Our interiors guru Giles Kime has known designer Cath Kidston for decades. She invited him to take a look inside her Grade-II listed Cotswolds home.
What do you do when you’ve turned your distinctive style into a much-loved business, been awarded an MBE and brought a beautiful 17th-century house in the Cotswolds back to life?
Laurels are never quite as comfortable a place to rest as people imagine, especially when you’ve spent 20 years tirelessly building the most distinctive high-street brand since Laura Ashley to create that holy grail of retail: a magical mix of originality, desirability and accessibility. In such a case, what next?
For Cath Kidston, the circuitous route to this particular dilemma started after a stint working for the interior designer Nicky Haslam, when she co-founded a shop selling curtainalia on the borders of Chelsea and Fulham in London.
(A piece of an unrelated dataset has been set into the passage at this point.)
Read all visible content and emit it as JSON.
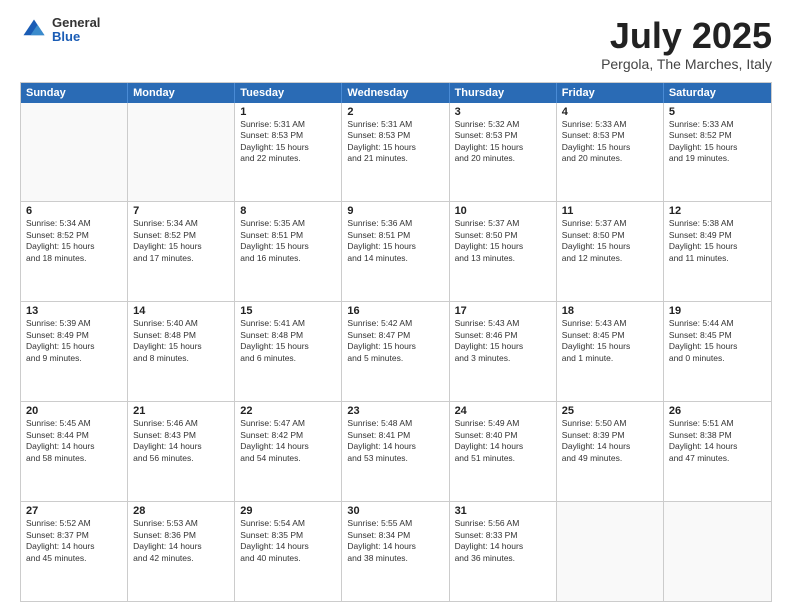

Five years later, she struck out on her own, selling fabrics and accessories in bold florals that flew in the face of the prevailing taste for pallid Modernism.
Initially, she ploughed a lonely furrow, but, soon, word spread and, over the following decade, her business grew from a single store in west London to 136, including one next to Fortnum & Mason on Piccadilly. Cath Kidston tents, phones and radios followed.
The subsequent pace at which the business flourished was built not on a desire for world domination, but an ability to garner the influences of foreign trips, exhibitions and days spent rootling around antiques markets and galleries—and turn them into well-made furnishings and clothing that made her customers happy and didn’t cost the earth.
Much of the inspiration for the business can also be found in Mrs Kidston Padgham’s formative years. It’s hard to imagine now, in an era of underfloor heating, complex lighting schemes and home spas, but there was a slender strand that ran through English decorating in the 1970s and 1980s that was shaped by a combination of aesthetic and budgetary restraint.
Good, elegant antiques and paintings were complemented with simple, white, painted furniture (usually second-hand brown furniture in disguise), proper linoleum, cork flooring, plain upholstery, usually in white or pale blue. Despite its casual feel, it was a look that was painstakingly curated; carefully cultivated house plants (geraniums, amaryllis and tuberose) were complemented by simple arrangements of cut flowers.
Luxury was not a home spa, but a few yards of deep shag pile in the bathroom and a pretty eiderdown in the guest bedroom.
‘They were houses that evolved,’ she remembers, ‘with a look that was lived in, but also stylish with comfortable, colourful kitchens and wonderful bathrooms that had the biggest, thickest towels. It was driven more than anything by a desire for restraint.’ Yet it was also a look that was never po-faced; there were cheery ceramic piles of fruit from Casa Pupo, needlepoint cushions and footstools and serried ranks of family photographs.
Imbued with this sense of playfulness and a refusal to adhere to rules, she spent two decades dreaming up ideas for clothing, accessories and furnishings that appealed to both young (who found it quirky) and more mature (who found it a comforting reminder of their post-war childhood).
Its bold, distinctive excesses were generally countered with a pared-back look; if you have a floral oilcloth on the table or rose-covered ironing board, the rest of the kitchen could be a picture of Shakerish simplicity.
The designer left her eponymous business in 2016. Unburdened of the need to feed it with ideas, she and her husband, Hugh Padgham, a record producer who has worked with Peter Gabriel, Phil Collins and McFly, focused on their new home, a picture-perfect, Grade II-listed house that looks over 11 acres of its own woodland and pasture towards the gently undulating Gloucestershire countryside beyond.
For any designer making a new home offers an opportunity to try old new ideas and revive old ones. That’s precisely what the designer did, creating a series of classic schemes enlivened with colour, notably red and yellow, which are all the more zingy when they jump from what would otherwise be rather sotto voce.
She’s a great believer in updating old pieces, such as her parents’ Chinese Chippendale-style table that she has topped with coloured and old upholstered pieces that have been given new life, thanks to new fabrics, and cushions. She always shies away from the period piece, preferring instead to mix 18th century with modern to create a look that is fresh, distinctive and very much her own.
For a designer who spent almost three decades feeding a burgeoning interiors empire with a constant stream of new ideas, it’s almost impossible to creatively draw down the shutters. Now, she has gone back to her roots and established a studio, Joy of Print, specialising in pattern in west London, where it started all those years ago.
Working with a small team, she consults and creates hand-drawn patterns to commission, as well a growing portfolio of designs that are shared with other brands, from the boutique lighting specialist Rosi de Ruig to giants such as Uniqlo.
Late last year, she launched a capsule collection of wallpapers inspired by vintage designs and given contemporary chutzpah thanks to a fresh modern palette. The same restless imagination that made the designer a household name is back in harness.